● How to complete this task
Filter the listing for lines containing "description".

● Data listing
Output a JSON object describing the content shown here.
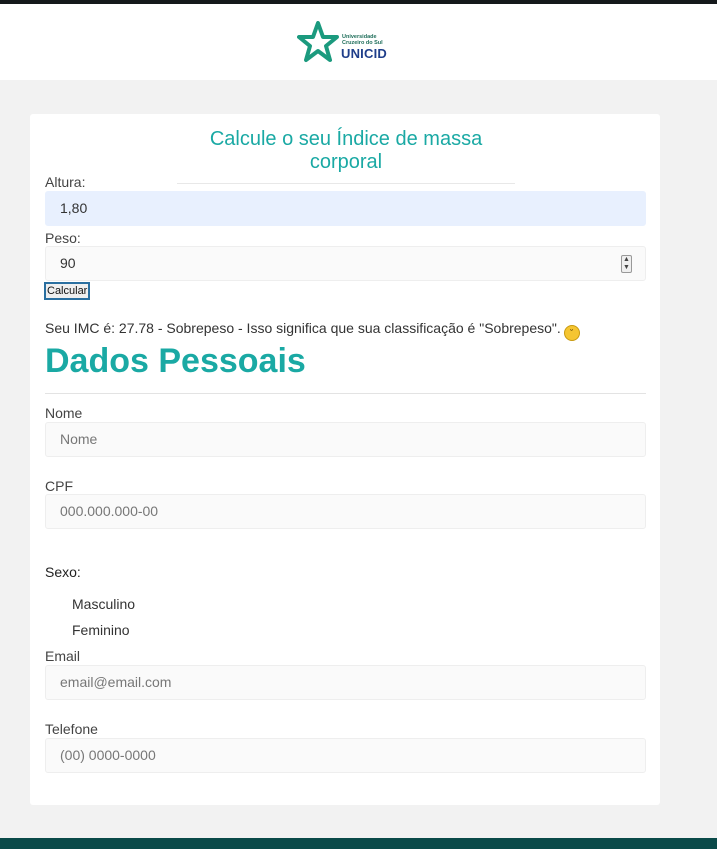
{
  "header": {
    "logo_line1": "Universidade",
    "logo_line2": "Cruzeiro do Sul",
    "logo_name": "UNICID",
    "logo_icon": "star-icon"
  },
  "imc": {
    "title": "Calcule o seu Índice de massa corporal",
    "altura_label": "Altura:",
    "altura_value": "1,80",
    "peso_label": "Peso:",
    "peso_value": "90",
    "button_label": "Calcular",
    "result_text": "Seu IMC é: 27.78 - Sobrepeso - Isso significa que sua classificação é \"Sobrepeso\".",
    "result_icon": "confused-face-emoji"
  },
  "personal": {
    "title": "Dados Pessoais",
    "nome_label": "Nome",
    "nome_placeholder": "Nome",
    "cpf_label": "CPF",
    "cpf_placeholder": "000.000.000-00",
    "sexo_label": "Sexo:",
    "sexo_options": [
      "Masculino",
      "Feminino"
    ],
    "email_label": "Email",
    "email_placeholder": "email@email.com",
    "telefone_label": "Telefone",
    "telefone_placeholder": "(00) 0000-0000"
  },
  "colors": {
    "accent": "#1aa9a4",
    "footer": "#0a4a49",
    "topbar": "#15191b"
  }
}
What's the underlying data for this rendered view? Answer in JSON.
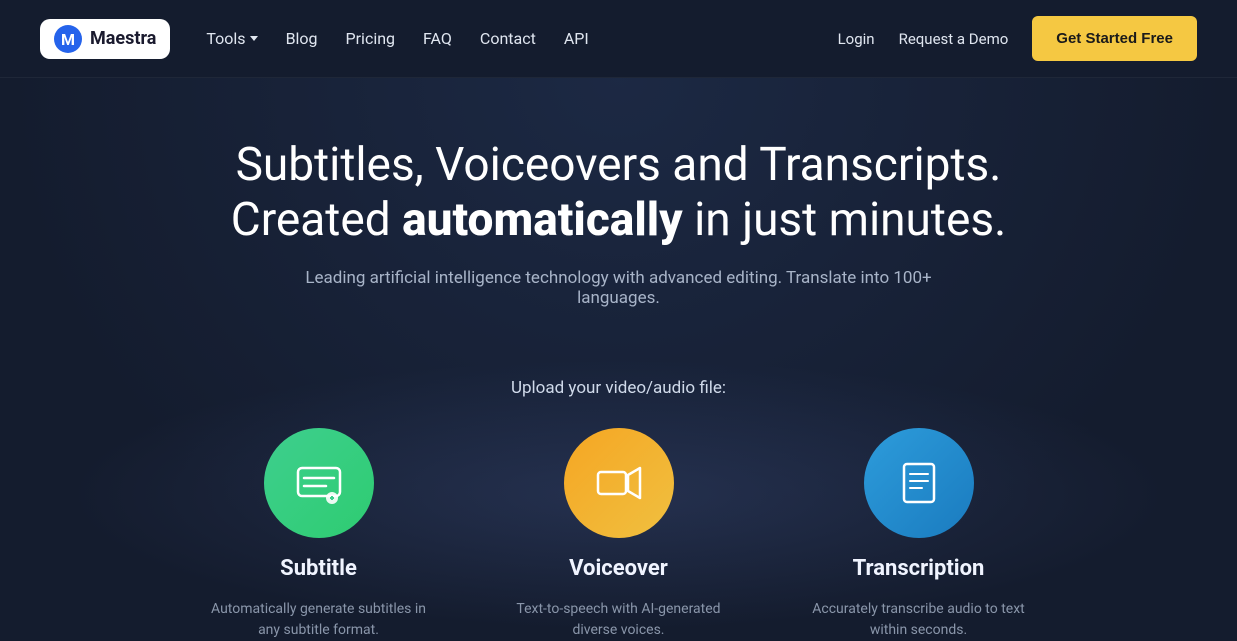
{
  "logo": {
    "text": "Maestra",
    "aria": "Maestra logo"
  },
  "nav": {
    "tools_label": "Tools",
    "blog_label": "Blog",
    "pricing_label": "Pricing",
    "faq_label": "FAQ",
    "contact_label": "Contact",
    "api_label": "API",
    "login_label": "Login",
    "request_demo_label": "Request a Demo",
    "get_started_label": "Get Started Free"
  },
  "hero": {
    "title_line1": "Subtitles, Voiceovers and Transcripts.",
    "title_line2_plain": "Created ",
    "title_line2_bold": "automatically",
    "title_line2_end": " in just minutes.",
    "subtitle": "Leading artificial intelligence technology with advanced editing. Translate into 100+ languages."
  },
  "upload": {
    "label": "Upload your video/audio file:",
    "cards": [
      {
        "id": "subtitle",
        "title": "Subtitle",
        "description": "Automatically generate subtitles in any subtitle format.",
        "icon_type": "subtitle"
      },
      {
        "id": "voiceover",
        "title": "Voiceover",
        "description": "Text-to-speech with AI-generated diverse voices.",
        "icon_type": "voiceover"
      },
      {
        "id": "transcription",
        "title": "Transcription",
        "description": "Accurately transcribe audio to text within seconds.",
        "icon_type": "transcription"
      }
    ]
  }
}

● Task response
        "description": "Automatically generate subtitles in any subtitle format.",
        "description": "Text-to-speech with AI-generated diverse voices.",
        "description": "Accurately transcribe audio to text within seconds.",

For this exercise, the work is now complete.